An exact copy of every record below is required, with the pictures left out.

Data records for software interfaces
################

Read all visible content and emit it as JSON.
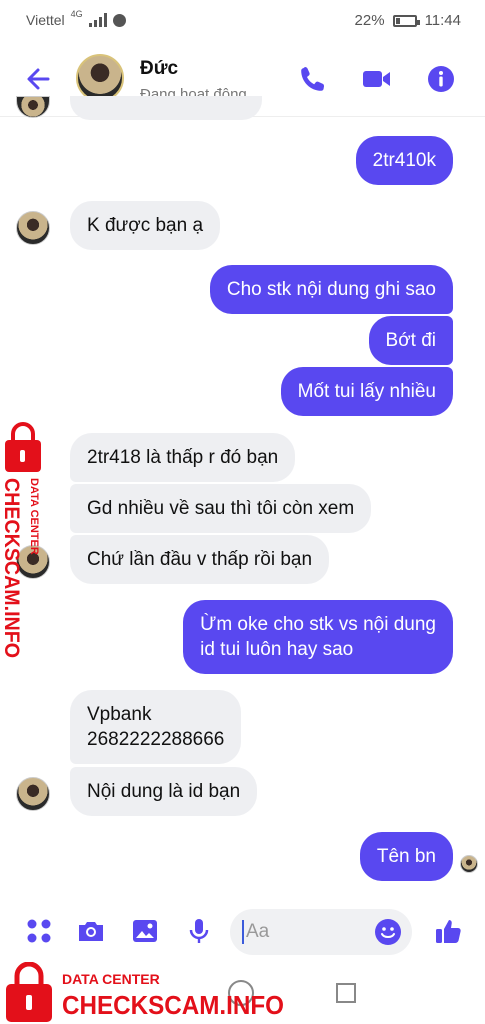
{
  "status": {
    "carrier": "Viettel",
    "network": "4G",
    "battery_percent": "22%",
    "battery_level": 0.22,
    "time": "11:44"
  },
  "header": {
    "name": "Đức",
    "status": "Đang hoạt động"
  },
  "messages": [
    {
      "dir": "out",
      "text": "2tr410k"
    },
    {
      "dir": "in",
      "text": "K được bạn ạ"
    },
    {
      "dir": "out",
      "text": "Cho stk nội dung ghi sao"
    },
    {
      "dir": "out",
      "text": "Bớt đi"
    },
    {
      "dir": "out",
      "text": "Mốt tui lấy nhiều"
    },
    {
      "dir": "in",
      "text": "2tr418 là thấp r đó bạn"
    },
    {
      "dir": "in",
      "text": "Gd nhiều về sau thì tôi còn xem"
    },
    {
      "dir": "in",
      "text": "Chứ lần đầu v thấp rồi bạn"
    },
    {
      "dir": "out",
      "line1": "Ừm oke cho stk vs nội dung",
      "line2": "id tui luôn hay sao"
    },
    {
      "dir": "in",
      "line1": "Vpbank",
      "line2": "2682222288666"
    },
    {
      "dir": "in",
      "text": "Nội dung là id bạn"
    },
    {
      "dir": "out",
      "text": "Tên bn"
    }
  ],
  "composer": {
    "placeholder": "Aa"
  },
  "watermark": {
    "line1": "DATA CENTER",
    "line2": "CHECKSCAM.INFO"
  },
  "colors": {
    "accent": "#5948f0",
    "incoming_bg": "#eeeff2",
    "watermark": "#e3101a"
  },
  "icons": [
    "back-arrow-icon",
    "phone-icon",
    "video-camera-icon",
    "info-icon",
    "apps-icon",
    "camera-icon",
    "image-icon",
    "microphone-icon",
    "emoji-icon",
    "thumbs-up-icon",
    "lock-icon"
  ]
}
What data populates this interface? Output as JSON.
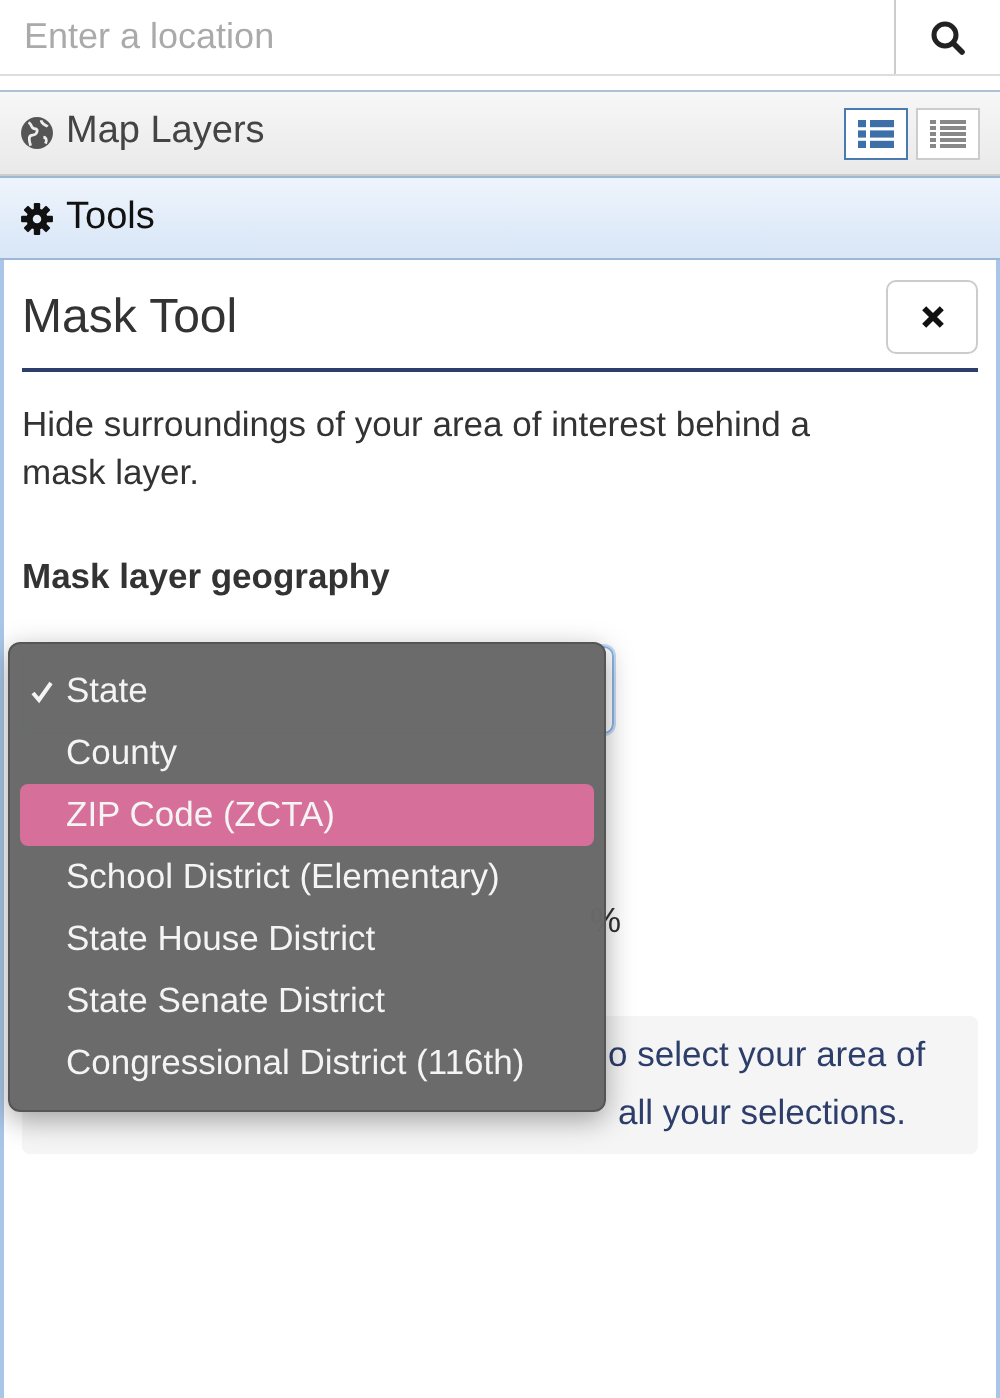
{
  "search": {
    "placeholder": "Enter a location"
  },
  "layers_panel": {
    "title": "Map Layers",
    "view_toggles": [
      {
        "kind": "detailed",
        "selected": true
      },
      {
        "kind": "compact",
        "selected": false
      }
    ]
  },
  "tools_panel": {
    "title": "Tools"
  },
  "mask_tool": {
    "title": "Mask Tool",
    "description": "Hide surroundings of your area of interest behind a mask layer.",
    "geography_label": "Mask layer geography",
    "geography_options": [
      {
        "label": "State",
        "checked": true,
        "selected": false
      },
      {
        "label": "County",
        "checked": false,
        "selected": false
      },
      {
        "label": "ZIP Code (ZCTA)",
        "checked": false,
        "selected": true
      },
      {
        "label": "School District (Elementary)",
        "checked": false,
        "selected": false
      },
      {
        "label": "State House District",
        "checked": false,
        "selected": false
      },
      {
        "label": "State Senate District",
        "checked": false,
        "selected": false
      },
      {
        "label": "Congressional District (116th)",
        "checked": false,
        "selected": false
      }
    ],
    "opacity_suffix": "%",
    "info_lines": [
      "o select your area of",
      "all your selections."
    ]
  }
}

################

TASK RESULT
Read all visible content and emit it as JSON.
{
  "status": {
    "carrier": "Viettel",
    "network": "4G",
    "battery_percent": "22%",
    "battery_level": 0.22,
    "time": "11:44"
  },
  "header": {
    "name": "Đức",
    "status": "Đang hoạt động"
  },
  "messages": [
    {
      "dir": "out",
      "text": "2tr410k"
    },
    {
      "dir": "in",
      "text": "K được bạn ạ"
    },
    {
      "dir": "out",
      "text": "Cho stk nội dung ghi sao"
    },
    {
      "dir": "out",
      "text": "Bớt đi"
    },
    {
      "dir": "out",
      "text": "Mốt tui lấy nhiều"
    },
    {
      "dir": "in",
      "text": "2tr418 là thấp r đó bạn"
    },
    {
      "dir": "in",
      "text": "Gd nhiều về sau thì tôi còn xem"
    },
    {
      "dir": "in",
      "text": "Chứ lần đầu v thấp rồi bạn"
    },
    {
      "dir": "out",
      "line1": "Ừm oke cho stk vs nội dung",
      "line2": "id tui luôn hay sao"
    },
    {
      "dir": "in",
      "line1": "Vpbank",
      "line2": "2682222288666"
    },
    {
      "dir": "in",
      "text": "Nội dung là id bạn"
    },
    {
      "dir": "out",
      "text": "Tên bn"
    }
  ],
  "composer": {
    "placeholder": "Aa"
  },
  "watermark": {
    "line1": "DATA CENTER",
    "line2": "CHECKSCAM.INFO"
  },
  "colors": {
    "accent": "#5948f0",
    "incoming_bg": "#eeeff2",
    "watermark": "#e3101a"
  },
  "icons": [
    "back-arrow-icon",
    "phone-icon",
    "video-camera-icon",
    "info-icon",
    "apps-icon",
    "camera-icon",
    "image-icon",
    "microphone-icon",
    "emoji-icon",
    "thumbs-up-icon",
    "lock-icon"
  ]
}
What data populates this interface? Output as JSON.
{
  "search": {
    "placeholder": "Enter a location"
  },
  "layers_panel": {
    "title": "Map Layers",
    "view_toggles": [
      {
        "kind": "detailed",
        "selected": true
      },
      {
        "kind": "compact",
        "selected": false
      }
    ]
  },
  "tools_panel": {
    "title": "Tools"
  },
  "mask_tool": {
    "title": "Mask Tool",
    "description": "Hide surroundings of your area of interest behind a mask layer.",
    "geography_label": "Mask layer geography",
    "geography_options": [
      {
        "label": "State",
        "checked": true,
        "selected": false
      },
      {
        "label": "County",
        "checked": false,
        "selected": false
      },
      {
        "label": "ZIP Code (ZCTA)",
        "checked": false,
        "selected": true
      },
      {
        "label": "School District (Elementary)",
        "checked": false,
        "selected": false
      },
      {
        "label": "State House District",
        "checked": false,
        "selected": false
      },
      {
        "label": "State Senate District",
        "checked": false,
        "selected": false
      },
      {
        "label": "Congressional District (116th)",
        "checked": false,
        "selected": false
      }
    ],
    "opacity_suffix": "%",
    "info_lines": [
      "o select your area of",
      "all your selections."
    ]
  }
}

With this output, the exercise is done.